(DOVER, Del. — June 15, 2022) — The American Association for State and Local History announced today that it has presented a prestigious Award of Excellence to the John Dickinson Plantation, Delaware Division of Historical and Cultural Affairs, for the project, “Search, Discovery, and Interpretation of the African Burial Ground at the John Dickinson Plantation.” The Award of Excellence is part of the Association’s Leadership in History Awards, the most prestigious recognition for achievement in the preservation of state and local history.
As part of the project, a concerted effort to find the burial ground at the John Dickinson Plantation began in the late summer of 2020. In March 2021, after utilizing research from surviving documents, aerial photography and archaeology, the African Burial Ground was discovered. Project development began with decisions on how to interpret this culturally sensitive and historically significant site. The goals for interpretation included delineating the historical context of enslaved peoples’ lives, recognizing African Americans in the cultural landscape and locating those with ties to the burial ground.
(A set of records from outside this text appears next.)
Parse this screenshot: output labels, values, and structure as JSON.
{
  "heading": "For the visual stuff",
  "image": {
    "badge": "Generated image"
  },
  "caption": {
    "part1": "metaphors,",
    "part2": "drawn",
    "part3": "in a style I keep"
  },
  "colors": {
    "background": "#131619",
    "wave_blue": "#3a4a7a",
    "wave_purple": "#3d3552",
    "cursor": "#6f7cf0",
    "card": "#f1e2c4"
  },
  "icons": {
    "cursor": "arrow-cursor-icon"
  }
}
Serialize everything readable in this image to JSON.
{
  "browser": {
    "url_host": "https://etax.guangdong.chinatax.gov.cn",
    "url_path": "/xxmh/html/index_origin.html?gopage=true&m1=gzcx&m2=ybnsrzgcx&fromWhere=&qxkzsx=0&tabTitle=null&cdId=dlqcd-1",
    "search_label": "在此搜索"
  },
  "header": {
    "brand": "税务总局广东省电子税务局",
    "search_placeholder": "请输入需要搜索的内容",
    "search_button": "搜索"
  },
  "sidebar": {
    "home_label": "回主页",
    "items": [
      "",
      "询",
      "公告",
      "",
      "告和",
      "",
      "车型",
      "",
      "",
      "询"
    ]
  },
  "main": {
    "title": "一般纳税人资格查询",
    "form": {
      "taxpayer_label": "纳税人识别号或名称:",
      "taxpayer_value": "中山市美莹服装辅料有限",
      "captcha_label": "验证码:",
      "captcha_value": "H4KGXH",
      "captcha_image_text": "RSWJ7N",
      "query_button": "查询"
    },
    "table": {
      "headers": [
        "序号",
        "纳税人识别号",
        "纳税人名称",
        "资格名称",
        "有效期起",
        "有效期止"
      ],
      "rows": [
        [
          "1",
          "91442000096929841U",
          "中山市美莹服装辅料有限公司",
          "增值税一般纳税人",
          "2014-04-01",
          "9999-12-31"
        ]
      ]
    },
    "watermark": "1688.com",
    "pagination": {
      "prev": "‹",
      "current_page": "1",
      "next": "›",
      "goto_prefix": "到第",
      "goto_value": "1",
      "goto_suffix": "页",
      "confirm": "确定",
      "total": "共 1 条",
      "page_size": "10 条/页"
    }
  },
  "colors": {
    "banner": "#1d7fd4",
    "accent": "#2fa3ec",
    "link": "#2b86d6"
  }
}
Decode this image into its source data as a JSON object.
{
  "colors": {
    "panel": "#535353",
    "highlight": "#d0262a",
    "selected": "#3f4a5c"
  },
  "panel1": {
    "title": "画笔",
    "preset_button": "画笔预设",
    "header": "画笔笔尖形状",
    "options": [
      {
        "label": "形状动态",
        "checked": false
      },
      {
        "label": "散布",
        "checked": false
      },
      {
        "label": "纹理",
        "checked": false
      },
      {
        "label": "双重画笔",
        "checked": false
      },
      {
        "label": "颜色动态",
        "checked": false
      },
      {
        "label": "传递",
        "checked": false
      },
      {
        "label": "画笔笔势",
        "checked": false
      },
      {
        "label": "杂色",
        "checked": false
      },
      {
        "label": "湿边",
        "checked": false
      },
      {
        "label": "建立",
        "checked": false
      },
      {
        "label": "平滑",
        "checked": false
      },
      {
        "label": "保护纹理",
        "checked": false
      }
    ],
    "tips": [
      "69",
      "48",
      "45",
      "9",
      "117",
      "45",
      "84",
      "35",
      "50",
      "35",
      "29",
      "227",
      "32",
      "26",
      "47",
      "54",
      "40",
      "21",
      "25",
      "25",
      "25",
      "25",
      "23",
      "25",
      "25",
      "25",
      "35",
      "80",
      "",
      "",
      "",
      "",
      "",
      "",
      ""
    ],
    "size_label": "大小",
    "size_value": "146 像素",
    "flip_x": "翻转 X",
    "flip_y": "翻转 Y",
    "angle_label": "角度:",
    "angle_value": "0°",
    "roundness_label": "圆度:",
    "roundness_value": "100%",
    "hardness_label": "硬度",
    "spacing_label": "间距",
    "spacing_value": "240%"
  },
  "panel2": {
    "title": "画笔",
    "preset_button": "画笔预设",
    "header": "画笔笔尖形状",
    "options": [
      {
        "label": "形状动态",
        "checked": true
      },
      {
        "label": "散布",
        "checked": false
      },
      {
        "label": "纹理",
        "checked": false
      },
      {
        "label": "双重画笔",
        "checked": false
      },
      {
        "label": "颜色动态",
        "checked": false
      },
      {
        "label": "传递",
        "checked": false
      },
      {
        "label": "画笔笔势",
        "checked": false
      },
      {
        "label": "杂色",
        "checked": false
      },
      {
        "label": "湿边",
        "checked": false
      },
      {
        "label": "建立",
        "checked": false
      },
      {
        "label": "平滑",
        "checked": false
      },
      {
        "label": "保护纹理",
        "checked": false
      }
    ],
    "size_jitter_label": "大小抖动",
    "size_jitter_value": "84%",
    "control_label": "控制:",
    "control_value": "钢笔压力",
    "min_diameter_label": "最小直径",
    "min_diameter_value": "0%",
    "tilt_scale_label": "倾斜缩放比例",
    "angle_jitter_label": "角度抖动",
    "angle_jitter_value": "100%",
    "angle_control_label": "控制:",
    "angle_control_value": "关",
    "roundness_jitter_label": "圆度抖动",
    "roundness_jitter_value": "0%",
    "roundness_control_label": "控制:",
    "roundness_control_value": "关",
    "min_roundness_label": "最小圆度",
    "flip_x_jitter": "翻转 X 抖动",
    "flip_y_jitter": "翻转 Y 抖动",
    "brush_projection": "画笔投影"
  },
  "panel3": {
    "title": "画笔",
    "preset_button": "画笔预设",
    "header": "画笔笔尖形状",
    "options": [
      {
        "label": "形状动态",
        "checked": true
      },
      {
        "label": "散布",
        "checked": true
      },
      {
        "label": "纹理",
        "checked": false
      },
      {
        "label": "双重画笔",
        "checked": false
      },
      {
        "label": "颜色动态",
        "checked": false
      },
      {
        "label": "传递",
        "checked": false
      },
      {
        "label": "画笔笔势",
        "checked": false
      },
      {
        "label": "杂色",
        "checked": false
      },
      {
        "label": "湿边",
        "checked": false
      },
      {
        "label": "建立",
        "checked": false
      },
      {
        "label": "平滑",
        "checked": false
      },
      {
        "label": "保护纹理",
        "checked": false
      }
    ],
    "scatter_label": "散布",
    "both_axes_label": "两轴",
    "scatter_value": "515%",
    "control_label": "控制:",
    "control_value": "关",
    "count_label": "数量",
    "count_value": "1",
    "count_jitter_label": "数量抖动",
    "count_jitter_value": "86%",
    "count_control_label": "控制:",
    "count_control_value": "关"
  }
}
Initial programs included public visitations to the African Burial Ground, a virtual visitation for school children, and culminated in an online panel discussion on Dec. 8, 2021 with Gov. John Carney, which can be seen here: https://youtu.be/P1JliA3uwL4.
The American Association for State and Local History’s awards program was initiated in 1945 to establish and encourage standards of excellence in the collection, preservation and interpretation of state and local history throughout the United States. The Leadership in History Awards not only honor significant achievement in the field of state and local history, but also bring public recognition of the opportunities for small and large organizations, institutions and programs to make contributions in this arena.
The John Dickinson Plantation is located at 340 Kitts Hummock Road in Dover, Delaware. Dickinson, known as the “Penman of the Revolution,” was one of America’s founding fathers who wrote of freedom and liberty for all while holding human beings in bondage. The John Dickinson Plantation tells the stories of the Dickinson family; and the tenant farmers; indentured servants; and the free and enslaved Black men, women and children who lived, worked and died on the plantation.
The John Dickinson Plantation is administered by the Division of Historical and Cultural Affairs, an agency of the State of Delaware. The division enhances Delaware’s quality of life by preserving the state’s unique historical heritage, fostering community stability and economic vitality and providing educational programs and assistance to the general public on Delaware history. The division’s diverse array of services includes operation of five museums which are accredited by the American Alliance of Museums, administration of the State Historic Preservation Office, conservation of the state’s archaeological and historic-objects collections, operation of a conference center and management of historic properties across the state. Primary funding for division programs and services is provided by annual appropriations from the Delaware General Assembly and grants from the National Park Service, Department of the Interior, a federal agency. However, the contents and opinions expressed in the division’s programs and services do not necessarily reflect the views and policies of the Department of the Interior.